_ACTIVITY_:
Retype every entry below without pictures.

%%

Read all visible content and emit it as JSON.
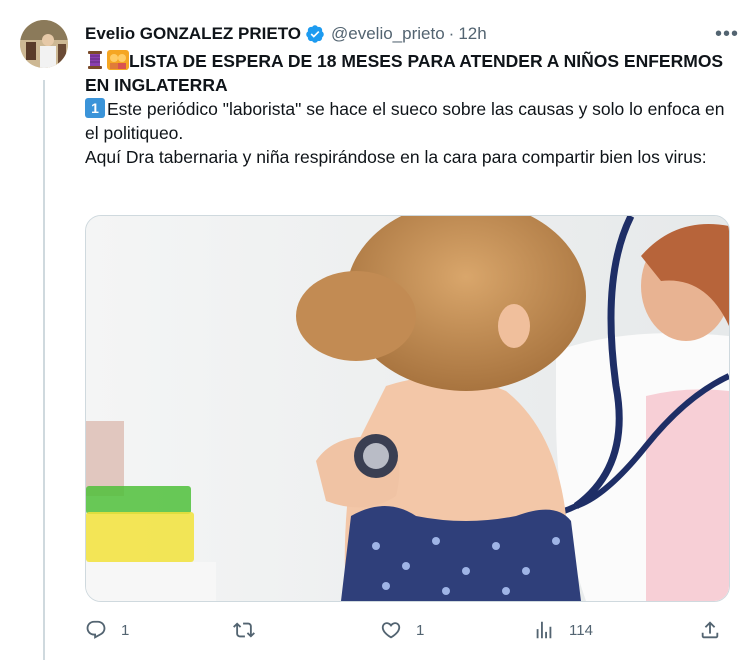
{
  "tweet": {
    "author_name": "Evelio GONZALEZ PRIETO",
    "handle": "@evelio_prieto",
    "separator": "·",
    "time": "12h",
    "more_label": "•••",
    "title": "LISTA DE ESPERA DE 18 MESES PARA ATENDER A NIÑOS ENFERMOS EN INGLATERRA",
    "paragraph1": "Este periódico \"laborista\" se hace el sueco sobre las causas y solo lo enfoca en el politiqueo.",
    "paragraph2": "Aquí Dra tabernaria y niña respirándose en la cara para compartir bien los virus:",
    "title_emojis": [
      "thread-spool-emoji",
      "children-emoji"
    ],
    "paragraph1_emoji": "keycap-one-emoji",
    "image_description_icon": "doctor-child-stethoscope-photo"
  },
  "actions": {
    "reply_count": "1",
    "retweet_count": "",
    "like_count": "1",
    "views_count": "114"
  },
  "colors": {
    "accent": "#1d9bf0",
    "secondary_text": "#536471",
    "border": "#cfd9de"
  }
}
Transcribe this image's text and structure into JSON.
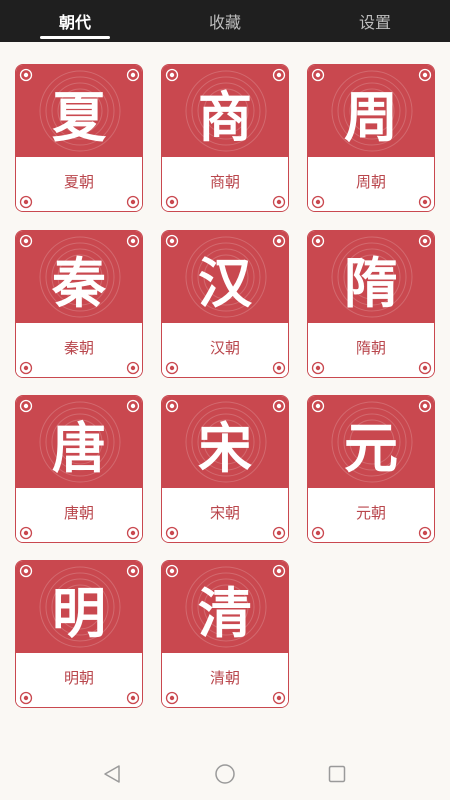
{
  "tabs": [
    {
      "label": "朝代",
      "active": true
    },
    {
      "label": "收藏",
      "active": false
    },
    {
      "label": "设置",
      "active": false
    }
  ],
  "dynasties": [
    {
      "char": "夏",
      "label": "夏朝"
    },
    {
      "char": "商",
      "label": "商朝"
    },
    {
      "char": "周",
      "label": "周朝"
    },
    {
      "char": "秦",
      "label": "秦朝"
    },
    {
      "char": "汉",
      "label": "汉朝"
    },
    {
      "char": "隋",
      "label": "隋朝"
    },
    {
      "char": "唐",
      "label": "唐朝"
    },
    {
      "char": "宋",
      "label": "宋朝"
    },
    {
      "char": "元",
      "label": "元朝"
    },
    {
      "char": "明",
      "label": "明朝"
    },
    {
      "char": "清",
      "label": "清朝"
    }
  ],
  "colors": {
    "accent": "#c9484f",
    "tabbar": "#1f1f1f",
    "background": "#faf8f4"
  },
  "navbar": {
    "back_icon": "back-triangle-icon",
    "home_icon": "home-circle-icon",
    "recent_icon": "recent-square-icon"
  }
}
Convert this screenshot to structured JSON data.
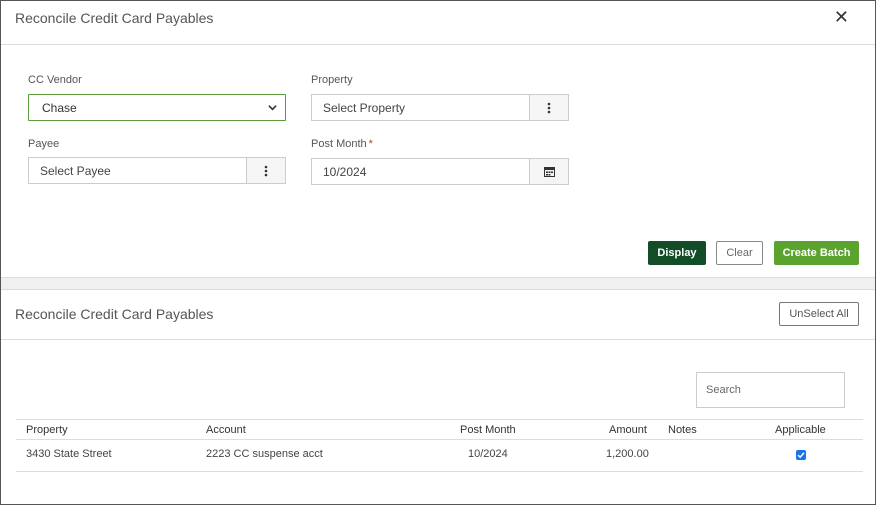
{
  "header": {
    "title": "Reconcile Credit Card Payables",
    "close_glyph": "✕"
  },
  "form": {
    "cc_vendor": {
      "label": "CC Vendor",
      "value": "Chase"
    },
    "property": {
      "label": "Property",
      "value": "Select Property"
    },
    "payee": {
      "label": "Payee",
      "value": "Select Payee"
    },
    "post_month": {
      "label": "Post Month",
      "required_mark": "*",
      "value": "10/2024"
    }
  },
  "actions": {
    "display": "Display",
    "clear": "Clear",
    "create_batch": "Create Batch"
  },
  "results": {
    "title": "Reconcile Credit Card Payables",
    "unselect_all": "UnSelect All",
    "search_placeholder": "Search",
    "columns": [
      "Property",
      "Account",
      "Post Month",
      "Amount",
      "Notes",
      "Applicable"
    ],
    "rows": [
      {
        "property": "3430 State Street",
        "account": "2223 CC suspense acct",
        "post_month": "10/2024",
        "amount": "1,200.00",
        "notes": "",
        "applicable": true
      }
    ]
  },
  "colors": {
    "primary_dark": "#124d27",
    "primary": "#5ba32f",
    "required": "#c0392b",
    "checkbox": "#1a73e8"
  }
}
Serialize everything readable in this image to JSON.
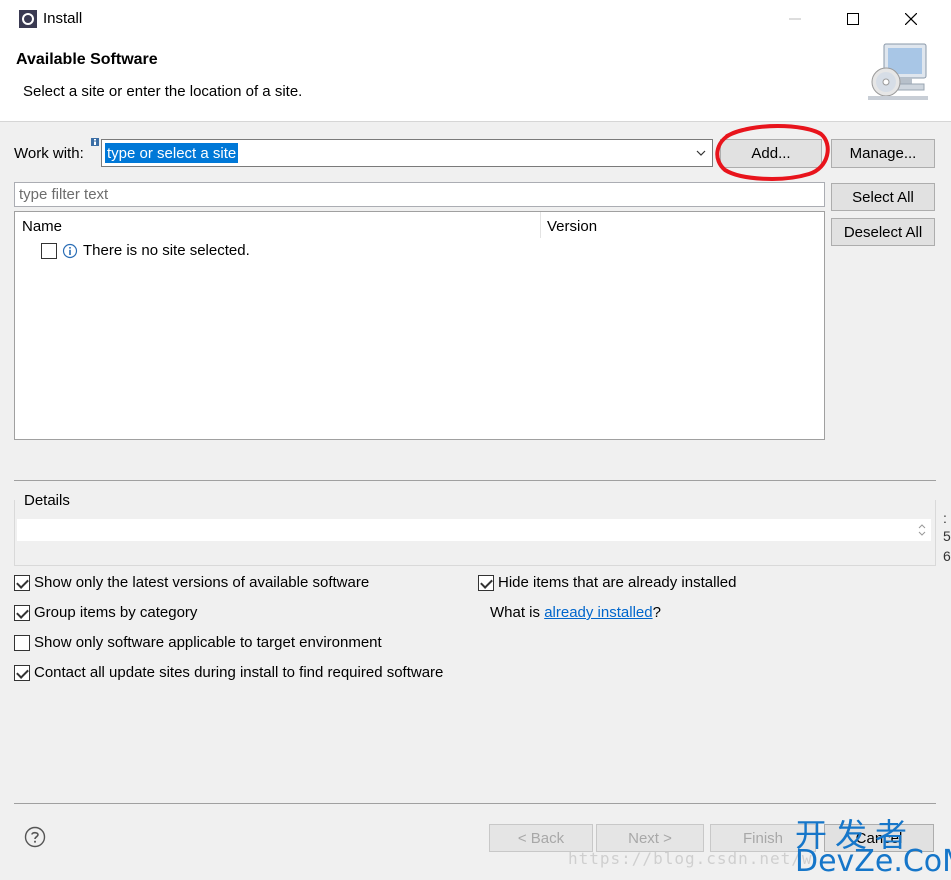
{
  "window": {
    "title": "Install"
  },
  "header": {
    "title": "Available Software",
    "subtitle": "Select a site or enter the location of a site."
  },
  "work_with": {
    "label": "Work with:",
    "value": "type or select a site",
    "add_label": "Add...",
    "manage_label": "Manage..."
  },
  "filter": {
    "placeholder": "type filter text"
  },
  "side_buttons": {
    "select_all": "Select All",
    "deselect_all": "Deselect All"
  },
  "table": {
    "columns": [
      "Name",
      "Version"
    ],
    "rows": [
      {
        "checked": false,
        "text": "There is no site selected."
      }
    ]
  },
  "details": {
    "label": "Details"
  },
  "edge_fragments": [
    ":",
    "5",
    "6"
  ],
  "options": {
    "latest_versions": {
      "label": "Show only the latest versions of available software",
      "checked": true
    },
    "group_by_category": {
      "label": "Group items by category",
      "checked": true
    },
    "target_env": {
      "label": "Show only software applicable to target environment",
      "checked": false
    },
    "contact_sites": {
      "label": "Contact all update sites during install to find required software",
      "checked": true
    },
    "hide_installed": {
      "label": "Hide items that are already installed",
      "checked": true
    },
    "what_is": {
      "prefix": "What is ",
      "link": "already installed",
      "suffix": "?"
    }
  },
  "footer": {
    "back": "< Back",
    "next": "Next >",
    "finish": "Finish",
    "cancel": "Cancel"
  },
  "watermark": {
    "url": "https://blog.csdn.net/w",
    "cn": "开发者",
    "en": "DevZe.CoM"
  },
  "colors": {
    "selection": "#0078d7",
    "annotation": "#e8141c",
    "link": "#0066cc"
  }
}
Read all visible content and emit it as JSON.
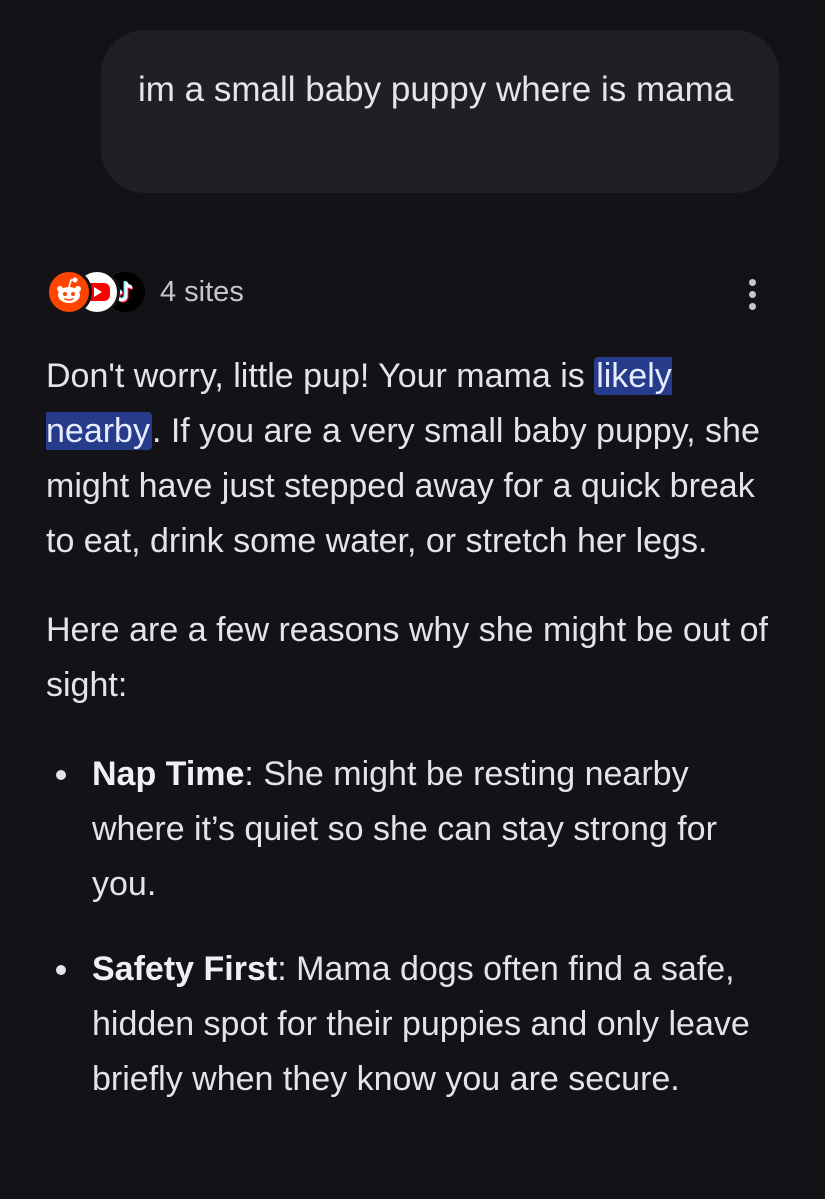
{
  "user_message": {
    "text": "im a small baby puppy where is mama"
  },
  "sources": {
    "label": "4 sites",
    "icons": [
      "reddit-icon",
      "youtube-icon",
      "tiktok-icon"
    ]
  },
  "answer": {
    "para1_before": "Don't worry, little pup! Your mama is ",
    "para1_highlight": "likely nearby",
    "para1_after": ". If you are a very small baby puppy, she might have just stepped away for a quick break to eat, drink some water, or stretch her legs.",
    "para2": "Here are a few reasons why she might be out of sight:",
    "bullets": [
      {
        "title": "Nap Time",
        "text": ": She might be resting nearby where it’s quiet so she can stay strong for you."
      },
      {
        "title": "Safety First",
        "text": ": Mama dogs often find a safe, hidden spot for their puppies and only leave briefly when they know you are secure."
      }
    ]
  },
  "colors": {
    "background": "#131317",
    "bubble": "#1f1f24",
    "highlight": "#263b8a",
    "reddit": "#ff4500",
    "youtube": "#ff0000"
  }
}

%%

_EXERCISE OUTPUT_:
Read all visible content and emit it as JSON.
{
  "tweet": {
    "author_name": "Evelio GONZALEZ PRIETO",
    "handle": "@evelio_prieto",
    "separator": "·",
    "time": "12h",
    "more_label": "•••",
    "title": "LISTA DE ESPERA DE 18 MESES PARA ATENDER A NIÑOS ENFERMOS EN INGLATERRA",
    "paragraph1": "Este periódico \"laborista\" se hace el sueco sobre las causas y solo lo enfoca en el politiqueo.",
    "paragraph2": "Aquí Dra tabernaria y niña respirándose en la cara para compartir bien los virus:",
    "title_emojis": [
      "thread-spool-emoji",
      "children-emoji"
    ],
    "paragraph1_emoji": "keycap-one-emoji",
    "image_description_icon": "doctor-child-stethoscope-photo"
  },
  "actions": {
    "reply_count": "1",
    "retweet_count": "",
    "like_count": "1",
    "views_count": "114"
  },
  "colors": {
    "accent": "#1d9bf0",
    "secondary_text": "#536471",
    "border": "#cfd9de"
  }
}
Transcribe this image's text and structure into JSON.
{
  "tabs": [
    {
      "label": "朝代",
      "active": true
    },
    {
      "label": "收藏",
      "active": false
    },
    {
      "label": "设置",
      "active": false
    }
  ],
  "dynasties": [
    {
      "char": "夏",
      "label": "夏朝"
    },
    {
      "char": "商",
      "label": "商朝"
    },
    {
      "char": "周",
      "label": "周朝"
    },
    {
      "char": "秦",
      "label": "秦朝"
    },
    {
      "char": "汉",
      "label": "汉朝"
    },
    {
      "char": "隋",
      "label": "隋朝"
    },
    {
      "char": "唐",
      "label": "唐朝"
    },
    {
      "char": "宋",
      "label": "宋朝"
    },
    {
      "char": "元",
      "label": "元朝"
    },
    {
      "char": "明",
      "label": "明朝"
    },
    {
      "char": "清",
      "label": "清朝"
    }
  ],
  "colors": {
    "accent": "#c9484f",
    "tabbar": "#1f1f1f",
    "background": "#faf8f4"
  },
  "navbar": {
    "back_icon": "back-triangle-icon",
    "home_icon": "home-circle-icon",
    "recent_icon": "recent-square-icon"
  }
}
Convert this screenshot to structured JSON data.
{
  "header": {
    "title": "Reconcile Credit Card Payables",
    "close_glyph": "✕"
  },
  "form": {
    "cc_vendor": {
      "label": "CC Vendor",
      "value": "Chase"
    },
    "property": {
      "label": "Property",
      "value": "Select Property"
    },
    "payee": {
      "label": "Payee",
      "value": "Select Payee"
    },
    "post_month": {
      "label": "Post Month",
      "required_mark": "*",
      "value": "10/2024"
    }
  },
  "actions": {
    "display": "Display",
    "clear": "Clear",
    "create_batch": "Create Batch"
  },
  "results": {
    "title": "Reconcile Credit Card Payables",
    "unselect_all": "UnSelect All",
    "search_placeholder": "Search",
    "columns": [
      "Property",
      "Account",
      "Post Month",
      "Amount",
      "Notes",
      "Applicable"
    ],
    "rows": [
      {
        "property": "3430 State Street",
        "account": "2223 CC suspense acct",
        "post_month": "10/2024",
        "amount": "1,200.00",
        "notes": "",
        "applicable": true
      }
    ]
  },
  "colors": {
    "primary_dark": "#124d27",
    "primary": "#5ba32f",
    "required": "#c0392b",
    "checkbox": "#1a73e8"
  }
}
Serialize everything readable in this image to JSON.
{
  "window": {
    "title": "Install"
  },
  "header": {
    "title": "Available Software",
    "subtitle": "Select a site or enter the location of a site."
  },
  "work_with": {
    "label": "Work with:",
    "value": "type or select a site",
    "add_label": "Add...",
    "manage_label": "Manage..."
  },
  "filter": {
    "placeholder": "type filter text"
  },
  "side_buttons": {
    "select_all": "Select All",
    "deselect_all": "Deselect All"
  },
  "table": {
    "columns": [
      "Name",
      "Version"
    ],
    "rows": [
      {
        "checked": false,
        "text": "There is no site selected."
      }
    ]
  },
  "details": {
    "label": "Details"
  },
  "edge_fragments": [
    ":",
    "5",
    "6"
  ],
  "options": {
    "latest_versions": {
      "label": "Show only the latest versions of available software",
      "checked": true
    },
    "group_by_category": {
      "label": "Group items by category",
      "checked": true
    },
    "target_env": {
      "label": "Show only software applicable to target environment",
      "checked": false
    },
    "contact_sites": {
      "label": "Contact all update sites during install to find required software",
      "checked": true
    },
    "hide_installed": {
      "label": "Hide items that are already installed",
      "checked": true
    },
    "what_is": {
      "prefix": "What is ",
      "link": "already installed",
      "suffix": "?"
    }
  },
  "footer": {
    "back": "< Back",
    "next": "Next >",
    "finish": "Finish",
    "cancel": "Cancel"
  },
  "watermark": {
    "url": "https://blog.csdn.net/w",
    "cn": "开发者",
    "en": "DevZe.CoM"
  },
  "colors": {
    "selection": "#0078d7",
    "annotation": "#e8141c",
    "link": "#0066cc"
  }
}
Read all visible content and emit it as JSON.
{
  "user_message": {
    "text": "im a small baby puppy where is mama"
  },
  "sources": {
    "label": "4 sites",
    "icons": [
      "reddit-icon",
      "youtube-icon",
      "tiktok-icon"
    ]
  },
  "answer": {
    "para1_before": "Don't worry, little pup! Your mama is ",
    "para1_highlight": "likely nearby",
    "para1_after": ". If you are a very small baby puppy, she might have just stepped away for a quick break to eat, drink some water, or stretch her legs.",
    "para2": "Here are a few reasons why she might be out of sight:",
    "bullets": [
      {
        "title": "Nap Time",
        "text": ": She might be resting nearby where it’s quiet so she can stay strong for you."
      },
      {
        "title": "Safety First",
        "text": ": Mama dogs often find a safe, hidden spot for their puppies and only leave briefly when they know you are secure."
      }
    ]
  },
  "colors": {
    "background": "#131317",
    "bubble": "#1f1f24",
    "highlight": "#263b8a",
    "reddit": "#ff4500",
    "youtube": "#ff0000"
  }
}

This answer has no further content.